Every once and a while the debate about the 100-point scale swirls around the wine blogosphere (and now wine twitteratti). The latest flash-point is wine critic and recently turned blogger James Suckling who posted a video on his site yesterday detailing how he evaluates wine. Different than a lot of wine bloggers, but consistent with the norms of wine critics like Robert Parker, Suckling tastes blind in large batches. This approach is certainly an efficient way to taste through dozens or even hundreds of wines in a morning but we don’t get any sense for how the wine will hold up over a few hours or after decanting. This is why I literally live with wines I’m reviewing over 2 and sometimes 3 days. But this system would slow a writer down significantly if you are tasting 50 wines at a go so we accept the “moment in time” approach used by most wine critics.

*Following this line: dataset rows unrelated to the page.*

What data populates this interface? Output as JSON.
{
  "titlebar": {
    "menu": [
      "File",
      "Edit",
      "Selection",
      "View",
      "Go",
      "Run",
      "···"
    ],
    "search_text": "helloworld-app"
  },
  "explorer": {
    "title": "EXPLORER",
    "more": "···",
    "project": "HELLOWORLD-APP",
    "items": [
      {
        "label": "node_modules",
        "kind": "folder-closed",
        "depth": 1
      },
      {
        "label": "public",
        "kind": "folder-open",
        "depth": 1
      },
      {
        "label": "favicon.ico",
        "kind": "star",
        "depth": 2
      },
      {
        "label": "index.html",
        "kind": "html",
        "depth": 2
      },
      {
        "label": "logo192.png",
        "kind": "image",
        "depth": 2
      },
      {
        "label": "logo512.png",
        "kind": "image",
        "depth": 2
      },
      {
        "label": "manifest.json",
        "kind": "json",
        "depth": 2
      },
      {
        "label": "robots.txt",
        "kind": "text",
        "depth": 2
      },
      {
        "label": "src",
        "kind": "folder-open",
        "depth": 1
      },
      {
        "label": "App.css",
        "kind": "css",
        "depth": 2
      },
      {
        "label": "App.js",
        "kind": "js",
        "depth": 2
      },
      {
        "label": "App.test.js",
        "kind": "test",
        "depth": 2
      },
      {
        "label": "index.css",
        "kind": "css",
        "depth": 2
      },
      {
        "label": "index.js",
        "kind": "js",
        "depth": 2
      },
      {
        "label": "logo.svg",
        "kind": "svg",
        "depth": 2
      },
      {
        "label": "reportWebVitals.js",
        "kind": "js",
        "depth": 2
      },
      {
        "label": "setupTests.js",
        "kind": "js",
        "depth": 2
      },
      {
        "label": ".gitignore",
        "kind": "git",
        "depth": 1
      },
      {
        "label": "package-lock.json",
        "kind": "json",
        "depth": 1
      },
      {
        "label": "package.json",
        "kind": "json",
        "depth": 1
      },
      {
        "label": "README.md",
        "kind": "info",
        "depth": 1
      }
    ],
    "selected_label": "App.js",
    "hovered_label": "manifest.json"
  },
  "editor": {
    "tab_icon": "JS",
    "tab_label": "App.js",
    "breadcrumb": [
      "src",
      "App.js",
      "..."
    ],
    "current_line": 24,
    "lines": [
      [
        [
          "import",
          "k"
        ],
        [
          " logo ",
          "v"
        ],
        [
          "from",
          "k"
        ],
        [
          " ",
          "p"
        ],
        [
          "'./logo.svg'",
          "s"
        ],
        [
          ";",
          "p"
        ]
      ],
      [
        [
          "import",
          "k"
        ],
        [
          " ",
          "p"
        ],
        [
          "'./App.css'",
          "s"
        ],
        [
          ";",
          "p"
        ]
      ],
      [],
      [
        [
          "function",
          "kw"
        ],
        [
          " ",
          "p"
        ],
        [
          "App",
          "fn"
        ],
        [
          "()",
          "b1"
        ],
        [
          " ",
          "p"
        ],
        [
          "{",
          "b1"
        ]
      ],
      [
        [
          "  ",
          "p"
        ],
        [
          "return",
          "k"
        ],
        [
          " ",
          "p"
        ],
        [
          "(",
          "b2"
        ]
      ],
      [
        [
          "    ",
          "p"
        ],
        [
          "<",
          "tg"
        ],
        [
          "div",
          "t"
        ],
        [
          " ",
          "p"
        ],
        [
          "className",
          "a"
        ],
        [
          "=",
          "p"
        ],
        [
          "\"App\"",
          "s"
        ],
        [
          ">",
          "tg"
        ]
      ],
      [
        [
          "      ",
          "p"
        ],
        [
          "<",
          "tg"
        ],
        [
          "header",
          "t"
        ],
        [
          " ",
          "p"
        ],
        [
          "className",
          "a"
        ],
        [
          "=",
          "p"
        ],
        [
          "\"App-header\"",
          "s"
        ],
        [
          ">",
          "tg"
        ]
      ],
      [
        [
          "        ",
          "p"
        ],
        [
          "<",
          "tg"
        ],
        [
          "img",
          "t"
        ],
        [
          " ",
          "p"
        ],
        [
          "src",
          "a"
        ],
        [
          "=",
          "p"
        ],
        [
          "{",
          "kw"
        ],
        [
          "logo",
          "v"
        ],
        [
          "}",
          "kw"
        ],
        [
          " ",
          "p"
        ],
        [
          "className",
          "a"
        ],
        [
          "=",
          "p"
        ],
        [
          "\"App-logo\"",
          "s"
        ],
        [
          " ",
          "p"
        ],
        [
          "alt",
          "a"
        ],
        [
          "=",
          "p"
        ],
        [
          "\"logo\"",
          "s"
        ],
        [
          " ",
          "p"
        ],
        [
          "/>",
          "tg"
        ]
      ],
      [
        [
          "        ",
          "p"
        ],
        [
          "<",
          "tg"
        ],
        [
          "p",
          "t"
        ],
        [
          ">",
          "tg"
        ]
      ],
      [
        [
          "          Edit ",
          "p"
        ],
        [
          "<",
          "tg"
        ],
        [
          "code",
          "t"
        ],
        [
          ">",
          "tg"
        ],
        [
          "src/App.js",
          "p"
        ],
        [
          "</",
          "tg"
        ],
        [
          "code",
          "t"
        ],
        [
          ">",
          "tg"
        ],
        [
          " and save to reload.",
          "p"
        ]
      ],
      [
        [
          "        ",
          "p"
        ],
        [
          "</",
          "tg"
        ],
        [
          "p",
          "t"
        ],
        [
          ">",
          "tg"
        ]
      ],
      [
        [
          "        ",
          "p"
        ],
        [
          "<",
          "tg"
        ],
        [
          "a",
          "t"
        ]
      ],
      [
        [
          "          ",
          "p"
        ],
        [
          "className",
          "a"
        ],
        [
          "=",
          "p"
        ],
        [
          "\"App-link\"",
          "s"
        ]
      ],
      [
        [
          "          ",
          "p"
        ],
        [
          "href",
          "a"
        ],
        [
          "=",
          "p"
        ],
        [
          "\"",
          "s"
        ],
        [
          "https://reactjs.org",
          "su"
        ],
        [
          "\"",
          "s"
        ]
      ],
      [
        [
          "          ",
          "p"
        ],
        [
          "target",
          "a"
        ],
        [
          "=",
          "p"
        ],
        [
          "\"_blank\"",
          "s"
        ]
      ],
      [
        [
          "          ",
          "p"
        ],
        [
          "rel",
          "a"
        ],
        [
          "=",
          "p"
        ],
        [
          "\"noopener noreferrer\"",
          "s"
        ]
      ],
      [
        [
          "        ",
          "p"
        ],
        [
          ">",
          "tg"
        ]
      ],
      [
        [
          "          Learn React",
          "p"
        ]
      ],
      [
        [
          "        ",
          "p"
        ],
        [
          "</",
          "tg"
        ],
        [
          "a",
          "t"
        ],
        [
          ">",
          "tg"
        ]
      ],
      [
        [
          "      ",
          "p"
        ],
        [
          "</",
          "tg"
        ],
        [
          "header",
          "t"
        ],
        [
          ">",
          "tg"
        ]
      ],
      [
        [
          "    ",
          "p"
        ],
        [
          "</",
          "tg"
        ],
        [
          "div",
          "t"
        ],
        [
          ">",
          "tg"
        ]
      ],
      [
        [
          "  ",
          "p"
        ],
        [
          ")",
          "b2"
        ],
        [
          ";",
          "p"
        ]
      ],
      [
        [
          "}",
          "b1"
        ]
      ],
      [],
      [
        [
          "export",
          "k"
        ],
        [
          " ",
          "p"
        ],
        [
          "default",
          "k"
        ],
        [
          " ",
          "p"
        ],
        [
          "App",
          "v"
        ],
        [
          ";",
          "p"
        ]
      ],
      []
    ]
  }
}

And that brings me to the dirty little secret about the 100-point scale; the myth of precision. Mr. Suckling reviews his approach to applying scores in his video which is very similar to my process. But each area we break down still has far too much wiggle room and can easily make an 89 wine a 91, and vice versa. The same thing applies in my grading papers when I teach marketing. This objectiveness is at the heart of why I was proposing a new rating scale for wine bloggers a while back.
The only way to somewhat smooth the ratings variability is to taste a wine over the course of time in the same tasting conditions and normalize scores or taste a boatload of wine so the reader can get a sense for the reviewers’ palate. The reason I use the 100-point scale is because readers ask for it and, like it or not, it will be with us for a long time to come. But I don’t think it’s a precise instrument.
What do you think?
via James Suckling